On March 16th (St. Patrick's Eve), 1770, there was another great fancy ball at Dublin Castle, given by Lord and Lady Townshend, and all the guests were commanded to appear in dresses of Irish manufacture. Not long afterwards Michael Arne (son of Dr. Arne) gave a performance of Cymon at Crow-street Theatre,[12] and spent the autumn of that year in Cork, where several concerts were given under his direction.


[6] He died at Salthill (Kingstown) in 1766.

[7] In August, 1752, George A Stevens gave his celebrated monologue entertainment at Marlborough Green.
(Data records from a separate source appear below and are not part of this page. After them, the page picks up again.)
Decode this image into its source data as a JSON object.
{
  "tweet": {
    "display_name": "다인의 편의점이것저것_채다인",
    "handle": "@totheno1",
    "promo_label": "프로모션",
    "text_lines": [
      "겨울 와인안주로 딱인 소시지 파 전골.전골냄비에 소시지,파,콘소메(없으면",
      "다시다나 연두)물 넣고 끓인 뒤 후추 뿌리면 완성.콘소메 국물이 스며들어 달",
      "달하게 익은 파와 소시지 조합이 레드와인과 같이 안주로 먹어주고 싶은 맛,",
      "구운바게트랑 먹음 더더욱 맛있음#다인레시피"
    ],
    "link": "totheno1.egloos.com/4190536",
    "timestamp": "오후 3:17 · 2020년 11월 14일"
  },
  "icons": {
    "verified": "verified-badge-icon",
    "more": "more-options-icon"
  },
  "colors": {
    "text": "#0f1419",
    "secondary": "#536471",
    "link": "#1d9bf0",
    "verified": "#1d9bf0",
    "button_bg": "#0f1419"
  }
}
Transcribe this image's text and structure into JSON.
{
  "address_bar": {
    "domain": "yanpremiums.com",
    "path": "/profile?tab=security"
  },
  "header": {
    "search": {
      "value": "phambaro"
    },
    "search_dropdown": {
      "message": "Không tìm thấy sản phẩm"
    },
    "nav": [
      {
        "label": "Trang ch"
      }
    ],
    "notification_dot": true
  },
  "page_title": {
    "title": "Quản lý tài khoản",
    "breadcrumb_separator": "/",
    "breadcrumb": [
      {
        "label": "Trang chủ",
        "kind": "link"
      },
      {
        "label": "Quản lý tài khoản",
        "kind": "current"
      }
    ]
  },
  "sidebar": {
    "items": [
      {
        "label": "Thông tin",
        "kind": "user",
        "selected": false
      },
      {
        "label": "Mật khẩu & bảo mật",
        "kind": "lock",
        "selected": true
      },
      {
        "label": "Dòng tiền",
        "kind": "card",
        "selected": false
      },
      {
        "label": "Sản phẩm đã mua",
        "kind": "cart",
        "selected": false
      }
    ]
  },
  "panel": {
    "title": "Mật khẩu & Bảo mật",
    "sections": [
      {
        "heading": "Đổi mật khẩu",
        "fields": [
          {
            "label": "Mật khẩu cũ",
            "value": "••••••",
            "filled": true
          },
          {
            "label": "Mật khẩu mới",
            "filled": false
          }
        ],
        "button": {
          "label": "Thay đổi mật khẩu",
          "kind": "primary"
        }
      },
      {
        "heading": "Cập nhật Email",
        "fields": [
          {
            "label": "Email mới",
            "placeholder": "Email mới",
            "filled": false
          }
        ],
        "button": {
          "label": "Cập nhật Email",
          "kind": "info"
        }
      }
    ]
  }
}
[8] The Ranelagh Gardens (the mansion house of which was previously an episcopal residence) were established by Mr. Hollister, a London organ builder, consisting of "a great tavern, gardens, and a theatre for Burlettas," with a good orchestra. This was in 1760 The Discalced Carmelite Nuns acquired Ranelagh in 1806, and opened the mansion house as St. Joseph's Convent, in 1807.

[9] Midas abounds in Irish airs. The vocal score of it was published by Walshe, of London, 1764, a copy of which is in my musical library. From O'Keeffe we learn that the original caste included Mr. Robert Corry, Mr. Vernon. Mr. Robert Mahon, Mr. Oliver, Captain Morris, Miss Elliott, Miss Polly Young, and Miss M'Neill.

[10] Tenducci's singing in Dublin of "Water Parted" was magnificent. He introduced Irish airs at some of his performances, and "at his benefit had 30, 40, and 50 guineas for a single ticket."—(O'Keefe's Recollections, p. 139 )

[11] The Castle Ode, words by Benjamin Victor, and music by Richard Hay, was sung on June 4th, 1776, being the King's birthday.

[12] Arne composed Cymon in 1767. It contains a song by John O'Keeffe, set to an old Irish tune, namely, "Fatima's Song."